He did not compose for lute nor was he known to perform on it, but Ottaviano Petrucci (1466 – 1539) was nonetheless a vital figure in the history of the instrument, and profoundly influenced the course of musical development in the 16th century, and indeed music history in general.
Petrucci was an Italian printer and a pioneer in the publication of music printed from moveable type. In Venice at the very beginning of the Cinquecento, Petrucci produced the first known example of printed polyphonic music: a collection of secular songs titled Harmonice Musices Odhecaton, in 1501.
He also was the first to print instrumental music: several books of lute tablature, produced in 1507 and 1508. Today he is known as the father of modern music printing.
The Lute Appendix iii

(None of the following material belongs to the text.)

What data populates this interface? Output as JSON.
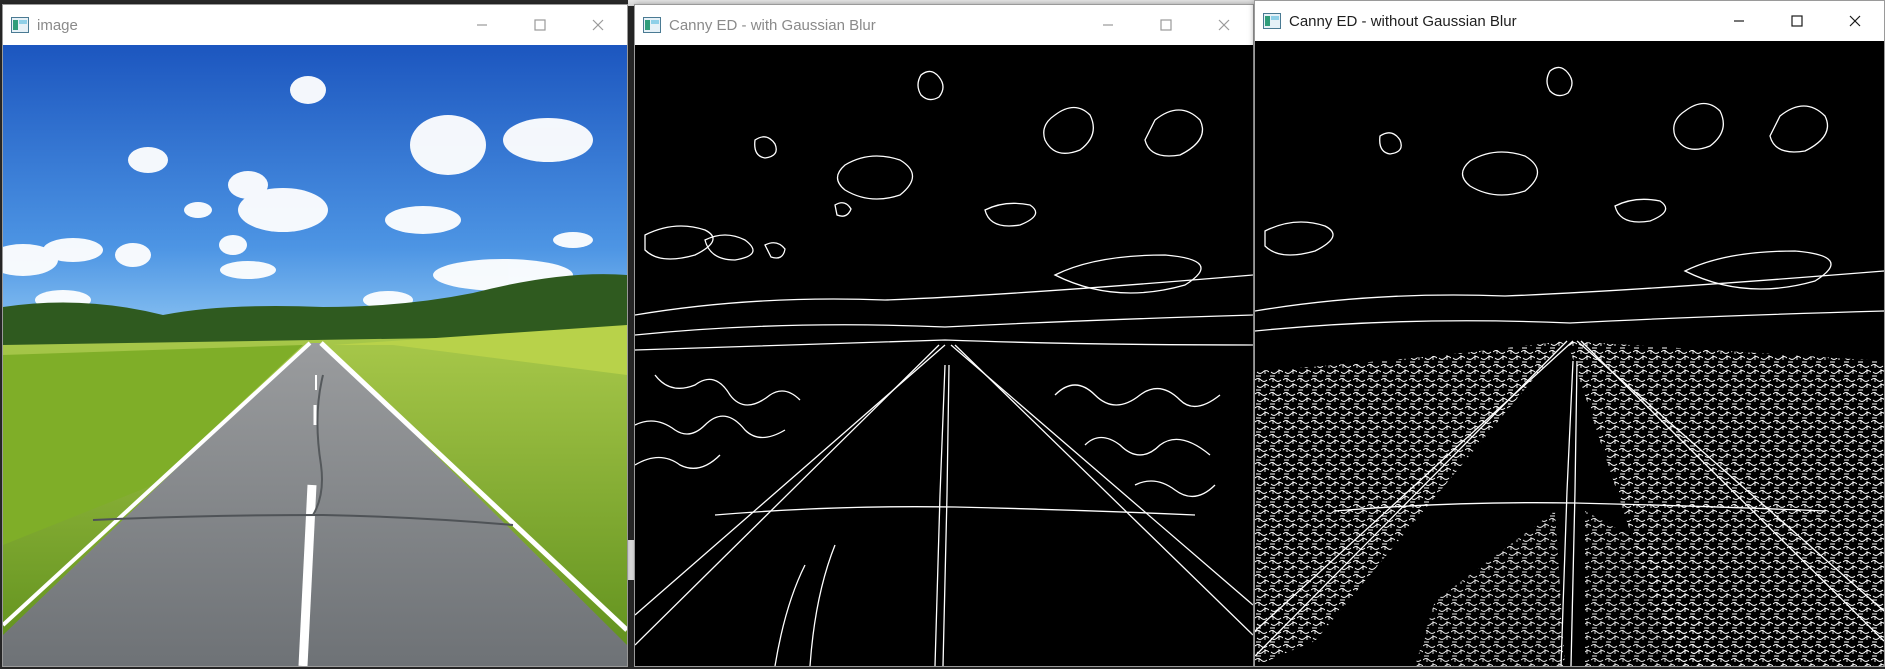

In the summer of 1996, I attended The Lute Society of America‘s Summer Seminar West in Vancouver, BC. The event took place from July 29 – August 2, 1996 at the Vancouver Early Music Festival held at The University of British Columbia.
Earlier this month the LSA held the 2016 summer seminar at Case Western Reserve University in Cleveland, and as my FaceBook feed was briefly inundated with photos and videos that attendees posted on the LSA FaceBook Group, I found myself reminiscing about my experience in Vancouver twenty years ago. It was one of the most memorable weeks of my life.

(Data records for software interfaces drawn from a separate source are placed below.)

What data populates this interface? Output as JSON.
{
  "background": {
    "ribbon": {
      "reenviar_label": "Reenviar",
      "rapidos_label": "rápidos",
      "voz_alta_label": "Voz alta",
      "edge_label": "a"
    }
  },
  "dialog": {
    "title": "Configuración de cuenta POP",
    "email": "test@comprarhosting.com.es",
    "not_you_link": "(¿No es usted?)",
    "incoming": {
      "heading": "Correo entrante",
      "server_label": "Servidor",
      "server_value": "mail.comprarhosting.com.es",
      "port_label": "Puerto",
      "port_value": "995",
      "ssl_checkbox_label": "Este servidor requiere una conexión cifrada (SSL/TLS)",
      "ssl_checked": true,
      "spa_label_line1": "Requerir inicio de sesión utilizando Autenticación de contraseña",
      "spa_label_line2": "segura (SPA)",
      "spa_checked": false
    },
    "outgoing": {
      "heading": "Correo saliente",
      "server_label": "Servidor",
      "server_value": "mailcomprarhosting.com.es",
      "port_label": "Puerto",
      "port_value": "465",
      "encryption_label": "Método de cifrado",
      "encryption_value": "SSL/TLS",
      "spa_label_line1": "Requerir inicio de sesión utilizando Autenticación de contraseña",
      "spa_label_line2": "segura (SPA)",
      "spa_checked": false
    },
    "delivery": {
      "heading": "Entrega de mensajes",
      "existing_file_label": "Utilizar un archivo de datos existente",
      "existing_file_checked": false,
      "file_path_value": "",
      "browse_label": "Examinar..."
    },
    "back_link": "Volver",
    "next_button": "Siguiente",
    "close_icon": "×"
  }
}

The Lute Part IV
The Lute and the New Humanists
The lute was already well-established as a favorite instrument in Italy by the 14th century (the Trecento). The happy circumstances that led to the rise of the lute as the emblematic and most revered instrument of the European Renaissance can be traced to its being readily on hand for the new humanist philosophers and poets who created the movement.
Already the lute was so familiar that in the early years of the century Dante (1265-1321) had used this simile to describe the counterfeiter Master Adam encountered in the eighth circle of Hell:

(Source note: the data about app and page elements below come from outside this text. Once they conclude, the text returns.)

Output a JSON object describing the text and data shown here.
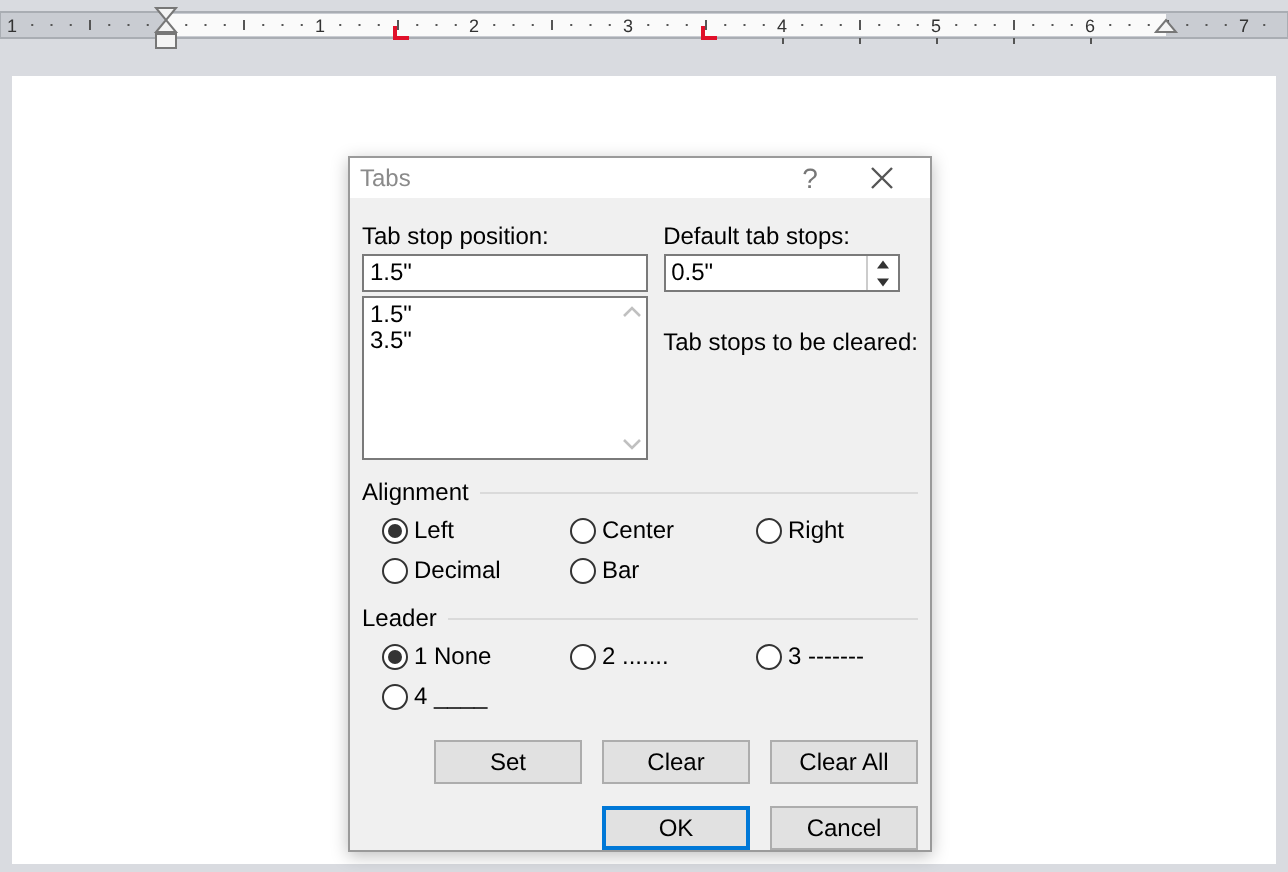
{
  "ruler": {
    "numbers": [
      "1",
      "1",
      "2",
      "3",
      "4",
      "5",
      "6",
      "7"
    ]
  },
  "dialog": {
    "title": "Tabs",
    "help": "?",
    "tab_stop_position": {
      "label": "Tab stop position:",
      "value": "1.5\""
    },
    "tab_stops": [
      "1.5\"",
      "3.5\""
    ],
    "default_tab_stops": {
      "label": "Default tab stops:",
      "value": "0.5\""
    },
    "to_be_cleared": {
      "label": "Tab stops to be cleared:"
    },
    "alignment": {
      "title": "Alignment",
      "options": [
        {
          "label": "Left",
          "selected": true
        },
        {
          "label": "Center",
          "selected": false
        },
        {
          "label": "Right",
          "selected": false
        },
        {
          "label": "Decimal",
          "selected": false
        },
        {
          "label": "Bar",
          "selected": false
        }
      ]
    },
    "leader": {
      "title": "Leader",
      "options": [
        {
          "label": "1 None",
          "selected": true
        },
        {
          "label": "2 .......",
          "selected": false
        },
        {
          "label": "3 -------",
          "selected": false
        },
        {
          "label": "4 ____",
          "selected": false
        }
      ]
    },
    "buttons": [
      "Set",
      "Clear",
      "Clear All"
    ],
    "footer_buttons": [
      {
        "label": "OK",
        "default": true
      },
      {
        "label": "Cancel",
        "default": false
      }
    ]
  }
}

Io vidi un, fatto a guisa di lēuto
(I saw one, who would have been shaped like a lute)
~ Inferno XXX, 49
But Petrarch actually played the lute, and equating it with the the lyre of Classical Greece, he imbued the cultural perception of the instrument with a rich symbolism that permeated European art, music, and poetry for centuries.
The Lute Part III
By the middle of the 16th century, professional lutenists led by virtuosi such as Francesco da Milano had established the lute, and more importantly secular instrumental music, as a deep, abiding, and richly developed component of Western culture. The impact the early lutenists made on both their contemporaries and on the generations that followed influenced the course and development of our musical traditions in ways that are still felt today.
How did the lute rise from a little-known cultural import to become the defining instrument and symbol of music in Renaissance Europe – including its elevation to preeminent stature as the instrument of princes?
The Lute Part II
In one of my first lute lessons with Pat O’Brien (c. 1993) I must have enthused about the music of Francesco da Milano, which I had been listening to on one of the first CDs of lute music I came across at Tower Records, a collection of this composer’s works played by Paul O’Dette that had just been released by Astrée. (This superb recording – still one of my very favorites – is now out of print.)
In what I was to learn was Pat’s typical unrestrained style, he took down two large, thick, heavy, volumes off of the bookshelves that lined the back wall of his studio – or perhaps dug them out from under a pile of other books, I don’t remember – and put them in my hands. This was Arthur Ness’s monumental The Lute Music of Francesco Canova da Milano published by Harvard University Press in 1970, which by then I believe was out of print and generally difficult to come across. American musicologist Arthur Ness is to Francesco like Ludwig von Köchel is to Mozart: Ness was the first to collect all Francesco’s known works from prints and manuscripts found in libraries all across Europe, catalog, and number them. As Mozart’s works are known by their Köchel numbers, Francesco’s extant pieces are known and differentiated by their Ness numbers – especially helpful as more than ninety of them are either untitled or simply named Fantasia or Ricercar in the original sources.